The advocates of truth in our day should not expect their message to be received with greater favor than was that of the early Reformers. Nay, rather, they should expect greater difficulties and more determined opposition than were experienced by Luther and his fellow-laborers. Satan's hatred for the truth is the same in all ages; but as he sees that his time is short, he makes one last mighty effort, by signs and lying wonders, to deceive and destroy, not merely the unbelieving world, but the great mass of professed Christians who have not received the love of the truth that they might be saved. In the Second Epistle to the Thessalonians, Paul declares that the second coming of Christ will be preceded by "the working of Satan with all power and signs and lying wonders, and with all deceivableness of unrighteousness in them that perish; because they received not the love of the truth, that they might be saved. And for this cause, God shall send them strong delusion, that they should believe a lie, that they all might be damned who believed not the truth, but had pleasure in unrighteousness."
There was a present truth--a truth at that time of special importance--in the days of Christ, of Paul, of Luther; there is a present truth for the church to-day. But truth is no more desired by the men of to-day than it was by the Jews in the time of Christ, or by papists in the days of Luther. Therefore Satan, working now with tenfold greater power, succeeds as of old in blinding the eyes of men and darkening their understanding.

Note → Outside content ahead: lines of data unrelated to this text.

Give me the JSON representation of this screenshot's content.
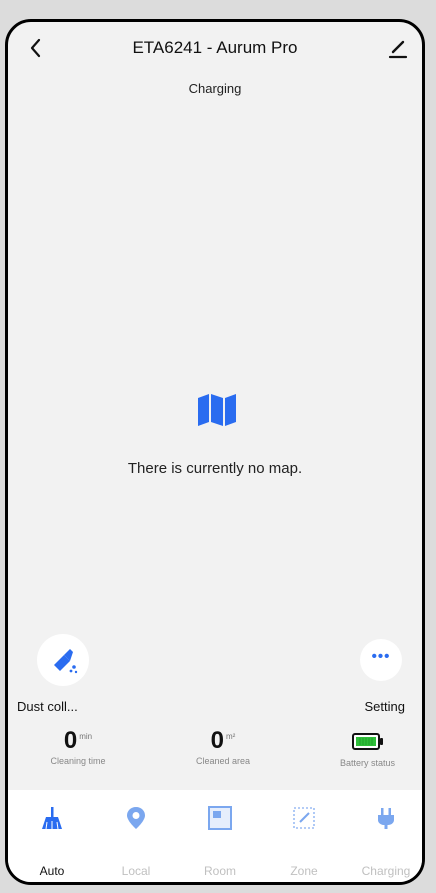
{
  "header": {
    "title": "ETA6241 - Aurum Pro",
    "status": "Charging"
  },
  "map": {
    "empty_message": "There is currently no map."
  },
  "actions": {
    "dust_label": "Dust coll...",
    "setting_label": "Setting",
    "setting_icon_text": "•••"
  },
  "stats": [
    {
      "value": "0",
      "unit": "min",
      "caption": "Cleaning time"
    },
    {
      "value": "0",
      "unit": "m²",
      "caption": "Cleaned area"
    },
    {
      "caption": "Battery status",
      "icon": "battery-full-icon"
    }
  ],
  "tabs": [
    {
      "label": "Auto",
      "icon": "broom-icon",
      "active": true
    },
    {
      "label": "Local",
      "icon": "location-pin-icon",
      "active": false
    },
    {
      "label": "Room",
      "icon": "room-icon",
      "active": false
    },
    {
      "label": "Zone",
      "icon": "zone-icon",
      "active": false
    },
    {
      "label": "Charging",
      "icon": "plug-icon",
      "active": false
    }
  ],
  "colors": {
    "accent": "#2a6cf0",
    "accent_inactive": "#7ba7ef",
    "battery": "#2fbf3a"
  }
}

As those who now labor in the cause of reform, experience conflicts and trials, as they find their path hedged in by difficulties, and obstructed by the rubbish of error, let them remember that they are traveling the same road that prophets, apostles, and reformers of every age have traveled before them. Christ himself trod a more thorny path than any of his followers. They may comfort themselves with the thought that they are in good company. One mightier than Satan is their leader, and he will give them strength to be steadfast in the faith, and will bring them off victorious.